Both the S9 and S10 feature quad HD+ Super AMOLED displays, so either way you’ll be able to enjoy one of the most vivid, sharp and eye-catching screens on the market.
The Galaxy S10 uses the Exynos 9820 chipset with 8GB of RAM, while the S9 uses the Exynos 9810 chipset with 4GB of RAM. This means that the Galaxy S10 be faster and smoother, more durable, and can handle more work than the S9.
While both phones feature fingerprint sensors, the S9 places its sensor on the rear of the phone, while the S10’s is built into the screen, which many would say is the far more convenient and attractive option. Both phones also offer facial recognition unlocking.
With its front camera tucked in the corner at the top right as opposed to on an obstructive centred notch, the front of the Galaxy S10 is pretty much all screen, unlike the S9 which features a more prominent bezel. While both phones are modern and appealing, the S10 is a cut above design-wise, offering a sleeker, more sophisticated aesthetic than its predecessor.

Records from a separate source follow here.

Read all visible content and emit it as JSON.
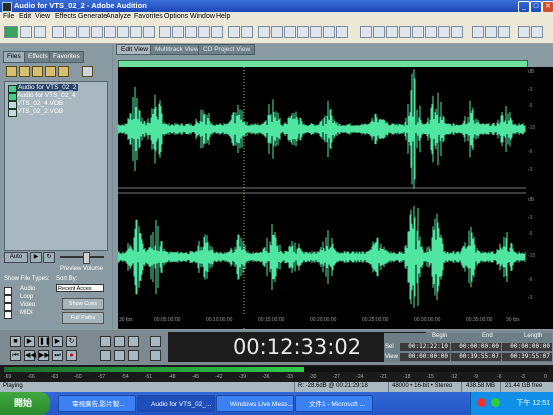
{
  "window": {
    "title": "Audio for VTS_02_2 - Adobe Audition",
    "min": "_",
    "max": "□",
    "close": "✕"
  },
  "menu": [
    "File",
    "Edit",
    "View",
    "Effects",
    "Generate",
    "Analyze",
    "Favorites",
    "Options",
    "Window",
    "Help"
  ],
  "left_tabs": [
    "Files",
    "Effects",
    "Favorites"
  ],
  "files": [
    "Audio for VTS_02_2",
    "Audio for VTS_02_4",
    "VTS_02_4.VOB",
    "VTS_02_2.VOB"
  ],
  "autoplay_label": "Auto",
  "preview_label": "Preview Volume",
  "show_types_label": "Show File Types:",
  "sort_by_label": "Sort By:",
  "sort_value": "Recent Acces",
  "file_types": [
    "Audio",
    "Loop",
    "Video",
    "MIDI"
  ],
  "left_buttons": [
    "Show Cues",
    "Full Paths"
  ],
  "main_tabs": [
    "Edit View",
    "Multitrack View",
    "CD Project View"
  ],
  "db_labels": [
    "dB",
    "-3",
    "-6",
    "-10",
    "-6",
    "-3",
    "dB",
    "-3",
    "-6",
    "-10",
    "-6",
    "-3"
  ],
  "time_ruler": [
    "30 fps",
    "00:05:00:00",
    "00:10:00:00",
    "00:15:00:00",
    "00:20:00:00",
    "00:25:00:00",
    "00:30:00:00",
    "00:35:00:00",
    "30 fps"
  ],
  "time_display": "00:12:33:02",
  "selection": {
    "headers": [
      "Begin",
      "End",
      "Length"
    ],
    "row_labels": [
      "Sel",
      "View"
    ],
    "sel": [
      "00:12:22:10",
      "00:00:00:00",
      "00:00:00:00"
    ],
    "view": [
      "00:00:00:00",
      "00:39:55:07",
      "00:39:55:07"
    ]
  },
  "meter_labels": [
    "-69",
    "-66",
    "-63",
    "-60",
    "-57",
    "-54",
    "-51",
    "-48",
    "-45",
    "-42",
    "-39",
    "-36",
    "-33",
    "-30",
    "-27",
    "-24",
    "-21",
    "-18",
    "-15",
    "-12",
    "-9",
    "-6",
    "-3",
    "0"
  ],
  "meter_level": 0.55,
  "status": [
    "Playing",
    "R: -28.6dB @ 00:21:29:18",
    "48000 • 16-bit • Stereo",
    "438.58 MB",
    "21.44 GB free"
  ],
  "taskbar": {
    "start": "開始",
    "tasks": [
      "電視廣告,影片製...",
      "Audio for VTS_02_...",
      "Windows Live Mess...",
      "文件1 - Microsoft ..."
    ],
    "clock": "下午 12:51"
  },
  "colors": {
    "wave": "#4fe6a2",
    "accent": "#3168d5",
    "overview": "#6fe0a0"
  }
}
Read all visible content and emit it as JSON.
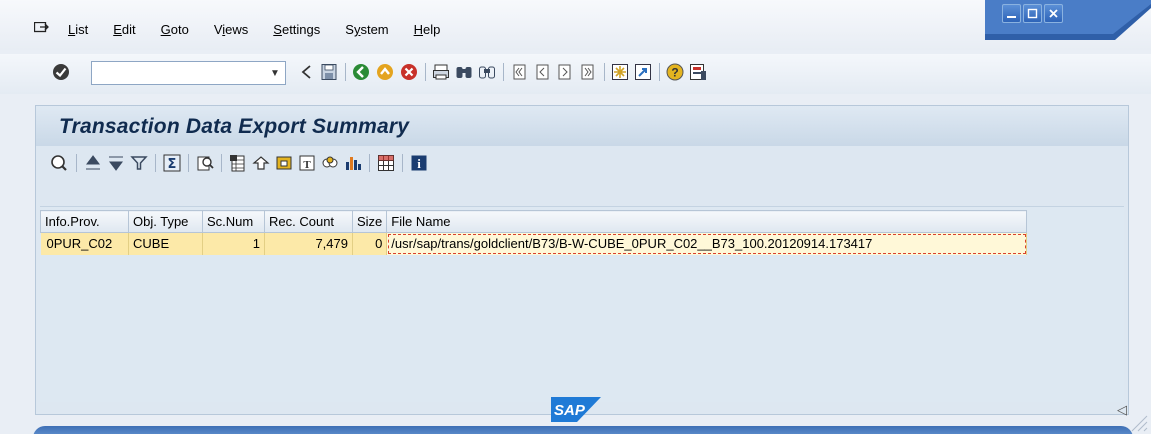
{
  "menubar": {
    "items": [
      {
        "label": "List",
        "mnemonic": "L",
        "rest": "ist"
      },
      {
        "label": "Edit",
        "mnemonic": "E",
        "rest": "dit"
      },
      {
        "label": "Goto",
        "mnemonic": "G",
        "rest": "oto"
      },
      {
        "pre": "V",
        "mnemonic": "i",
        "rest": "ews",
        "label": "Views"
      },
      {
        "label": "Settings",
        "mnemonic": "S",
        "rest": "ettings"
      },
      {
        "pre": "S",
        "mnemonic": "y",
        "rest": "stem",
        "label": "System"
      },
      {
        "label": "Help",
        "mnemonic": "H",
        "rest": "elp"
      }
    ]
  },
  "command_field": {
    "value": ""
  },
  "panel": {
    "title": "Transaction Data Export Summary"
  },
  "grid": {
    "columns": [
      "Info.Prov.",
      "Obj. Type",
      "Sc.Num",
      "Rec. Count",
      "Size",
      "File Name"
    ],
    "rows": [
      {
        "info_prov": "0PUR_C02",
        "obj_type": "CUBE",
        "sc_num": "1",
        "rec_count": "7,479",
        "size": "0",
        "file_name": "/usr/sap/trans/goldclient/B73/B-W-CUBE_0PUR_C02__B73_100.20120914.173417"
      }
    ]
  },
  "footer": {
    "logo_text": "SAP"
  },
  "colors": {
    "row_highlight": "#fce9a8",
    "title_text": "#102b4f",
    "status_bar": "#3e6fb5"
  }
}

With its 3000mAh battery, the Samsung Galaxy S9 would allow about 14 hours of browsing on Wi-Fi. Meanwhile, the Galaxy S10 boasts a 3400mAh battery, so you can expect a decent improvement on battery life with the newer model.
Both the S9 and S10 support wireless charging, while the S10 also supports Wireless Powershare, allowing you to transfer battery power from your S10 to another device by placing the device on top of the S10. This works with other smartphones as well as accessories like Samsung’s smartwatch.

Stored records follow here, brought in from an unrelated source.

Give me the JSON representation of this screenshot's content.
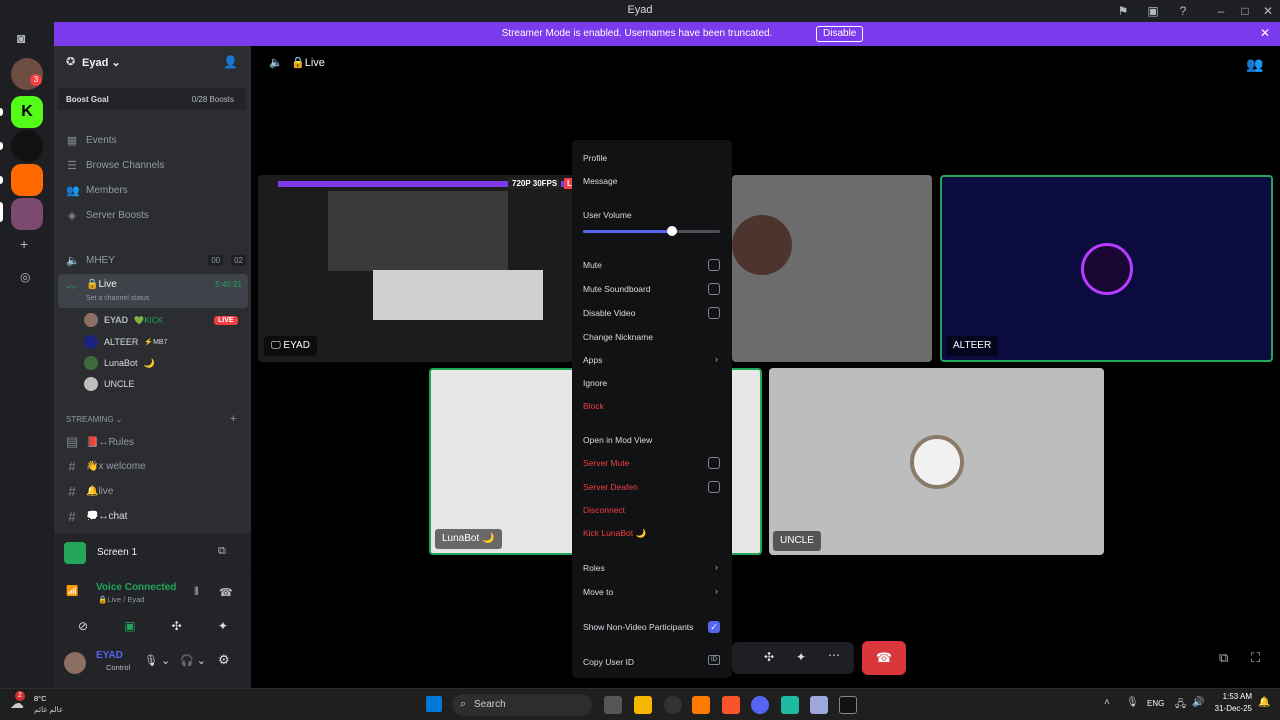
{
  "titlebar": {
    "title": "Eyad"
  },
  "banner": {
    "message": "Streamer Mode is enabled. Usernames have been truncated.",
    "disable_label": "Disable"
  },
  "server": {
    "name": "Eyad",
    "boost_goal": "Boost Goal",
    "boosts": "0/28 Boosts"
  },
  "nav": {
    "events": "Events",
    "browse": "Browse Channels",
    "members": "Members",
    "boosts": "Server Boosts"
  },
  "voice": {
    "mhey": "MHEY",
    "mhey_count_a": "00",
    "mhey_count_b": "02",
    "live": "Live",
    "live_timer": "5:40:21",
    "status_hint": "Set a channel status",
    "users": [
      {
        "name": "EYAD",
        "tag": "KICK",
        "badge": "LIVE"
      },
      {
        "name": "ALTEER",
        "tag": "MB7"
      },
      {
        "name": "LunaBot",
        "tag": "🌙"
      },
      {
        "name": "UNCLE",
        "tag": ""
      }
    ]
  },
  "category": {
    "streaming": "STREAMING"
  },
  "text_channels": [
    "📕↔Rules",
    "👋x welcome",
    "🔔live",
    "💭↔chat"
  ],
  "screen_panel": {
    "title": "Screen 1",
    "connected": "Voice Connected",
    "channel": "Live / Eyad",
    "username": "EYAD",
    "status": "Control"
  },
  "stage": {
    "channel": "Live",
    "stream_overlay": "720P 30FPS",
    "stream_live": "LIVE",
    "stream_name": "EYAD",
    "tiles": {
      "alteer": "ALTEER",
      "lunabot": "LunaBot 🌙",
      "uncle": "UNCLE"
    }
  },
  "context_menu": {
    "profile": "Profile",
    "message": "Message",
    "user_volume": "User Volume",
    "volume_level": 0.65,
    "mute": "Mute",
    "mute_soundboard": "Mute Soundboard",
    "disable_video": "Disable Video",
    "change_nickname": "Change Nickname",
    "apps": "Apps",
    "ignore": "Ignore",
    "block": "Block",
    "mod_view": "Open in Mod View",
    "server_mute": "Server Mute",
    "server_deafen": "Server Deafen",
    "disconnect": "Disconnect",
    "kick": "Kick LunaBot 🌙",
    "roles": "Roles",
    "move_to": "Move to",
    "show_non_video": "Show Non-Video Participants",
    "copy_id": "Copy User ID",
    "id_badge": "ID"
  },
  "taskbar": {
    "weather_temp": "8°C",
    "weather_desc": "عالم غائم",
    "search": "Search",
    "lang": "ENG",
    "time": "1:53 AM",
    "date": "31-Dec-25",
    "notif_count": "2"
  },
  "rail_badge": "3",
  "colors": {
    "accent": "#5865f2",
    "banner": "#7c3aed",
    "danger": "#f23f43",
    "green": "#23a55a"
  }
}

There are three storage options for the Samsung Galaxy S9:
If you’re looking to up the ante, you’ll need to direct your attention to the S10, which has two storage options:
Both phones allow microSD cards for additional storage, with the S9 supporting microSD cards up to 400GB, and the S10 supporting microSD cards up to 512GB. It’s important to note that the 5G model of the S10 cannot support microSD cards.
The most significant advancement between the S9 and the S10 is the phone’s cameras. While the S9 has just one 12MP rear camera, the S10 ups its game with 16MP wide angle lens, a 12MP ultrawide angle lens, and a 12MP telephoto lens, so you can capture wider angle shots, panoramas and close-ups (with a 10x digital zoom) without losing quality.
Meanwhile, the selfie camera on the S10 features a 10MP lens and is capable of shooting 4K Ultra HD video, an improvement from the S9’s 8MP front camera. All in all, the Galaxy S10 takes better quality, more professional photos than its predecessor.
While you can find both phones as part of pay monthly deals from major network providers, the S9’s availability is steadily decreasing. As providers shift their focus towards pushing the S11, the S9 might soon be only available as a handset-only purchase as opposed to being part of a pay monthly plan.
At the moment, some of the cheapest monthly plans for the Galaxy S10 from each of these network providers are as follows (for the 128GB model as of June 2020):
As of June 2020, deals for the Galaxy S9 are limited, but there are still great offers from EE and Vodafone for the 64GB model:
The cheapest option isn’t necessarily the best option, as each network provider and each plan will offer its own extras and perks.
It’s safe to say that the Samsung Galaxy S10 is a better phone overall than the Galaxy S9. It has a stronger battery and more robust hardware, a better camera, more modern design, and more space. Having said that, while these are certainly improvements, they’re not necessarily game-changing, and the two models are actually very similar.
The Galaxy S9 is a fantastic phone that does everything a smartphone needs to do and does it well, so despite being overtaken by a newer, more advanced model, you shouldn’t write off the S9 entirely. The S10 is by no means cheap, and you don’t want to be paying more for storage that you don’t need, or a telephoto lens you’ll never use, so it’s important to think about what you need from your phone and decide if the S10 is worth its hefty price tag. If not, the S9 remains an excellent option.